- Mastermind groups, private, and public communities. Typically these are made up of niche topic groups based on interests, hobbies, course students, or even strategists. I’ve seen these groups range from better parenting topics, to French culinary fans, to successful entrepreneurs — all working towards improving themselves.
- Paid advertising affiliates. These types of affiliates use paid advertising traffic in PPC ads, contextual ads, or even social channels for the affiliate programs that allow it.
Across all of these methods, authenticity is crucial for long-term, high earning growth, and top earning affiliates know it. With a solid affiliate program strategy, and proper execution and management, this channel is often one of the best sources of new customers for merchants who participate in affiliate marketing, and is a consistent revenue stream for all affiliates.

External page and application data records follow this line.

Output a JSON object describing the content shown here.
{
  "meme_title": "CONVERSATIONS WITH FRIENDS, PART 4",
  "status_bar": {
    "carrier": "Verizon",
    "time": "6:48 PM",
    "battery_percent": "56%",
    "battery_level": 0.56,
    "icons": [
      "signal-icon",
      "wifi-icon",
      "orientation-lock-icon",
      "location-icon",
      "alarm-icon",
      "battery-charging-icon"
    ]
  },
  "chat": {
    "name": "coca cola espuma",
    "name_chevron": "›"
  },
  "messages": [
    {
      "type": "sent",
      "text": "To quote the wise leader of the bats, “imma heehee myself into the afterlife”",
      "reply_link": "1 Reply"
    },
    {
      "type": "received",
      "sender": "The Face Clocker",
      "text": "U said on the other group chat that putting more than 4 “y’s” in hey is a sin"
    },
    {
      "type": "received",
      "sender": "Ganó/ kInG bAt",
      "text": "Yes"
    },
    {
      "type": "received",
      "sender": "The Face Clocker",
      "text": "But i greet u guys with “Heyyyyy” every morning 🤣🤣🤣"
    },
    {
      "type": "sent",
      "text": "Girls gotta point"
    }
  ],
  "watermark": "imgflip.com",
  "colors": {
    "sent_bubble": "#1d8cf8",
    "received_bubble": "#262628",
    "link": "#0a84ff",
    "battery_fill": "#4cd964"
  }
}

How to get started as an affiliate marketer
Just like entrepreneurship, becoming a successful affiliate takes dedication and discipline. Ideas alone won’t cut it — having a strategy and executing it is critical for top earning affiliates. Here are some tips to win at affiliate marketing:
- Develop a strategy — What problems are you solving? What niche or audience do you want to serve? Outline the above, and determine how you want to get there while offering something unique or a little different. After that, design your brand look and identify your messaging. While you are at it, set an action plan you can live with based on how much time you have to allocate to your affiliate efforts.
- Be authentic — Whether you want to be a big voice for a particular niche or a solo blogger, you need to get comfortable with yourself. People like to connect with voices that have an authentic message.
- Build a brand — Know your brand and audience well, broadcast yourself while keeping both of those in mind.
- Transparent relationships — If you would like to be privy to special offers, higher payouts, or start a relationship with one of your favorite advertisers, be transparent with them and about your methods.
- Ongoing learning — Never stop learning about affiliate marketing, online marketing strategies, and trends. Keep up-to-date with the the online community DigitalMarketer, or if you want a more in-depth approach, check out Charles Ngo’s Ultimate Guide to Affiliate Marketing.
- Communicate with affiliate managers — Your affiliate managers should have a strong grasp on your activities and placements of offers. This helps them identify any low hanging fruit for affiliates. Tap into that knowledge and communicate with them. Although, they can’t provide 1:1 training, they can point you in the right direction and help get started or improve performance.
- Learn how to analyze data — Know how to use marketing tools and analyze performance data. Do the math to determine your marketing costs in order to bring traffic to your site, and calculate conversions and commissions to determine what’s performing best for you. Tweak copy or the location of a CTA to optimize success of the page. Study success for all of your highest performing pages, and try to lift conversions. A performance increase of just a couple of points could mean a big lift in sales.
- Be creative — Do your homework. Research the competitive space and figure out where additional opportunities lie. If you learn everyone is promoting on Facebook, consider also testing your offer elsewhere and in a different ad format, or even bundling the offer with other items or services.
Don’t believe the myth
Affiliate marketing is no longer the stuff of black hat methods and scams. In fact, the lesson I want to stress most to you is that affiliate marketing is valuable, and has a bright and lucrative future.
But don’t take my words as law, try it out for yourself — there are lots of reputable affiliate programs with low barriers to getting started that can help you build consistent revenue streams. What are you waiting for? Get started today!
Join the Shopify Affiliate Program
Whether you’re an existing affiliate marketer, a social influencer, or a Shopify Partner with a growing audience, apply to become a Shopify Affiliate and earn commissions by referring new Shopify merchants.Apply now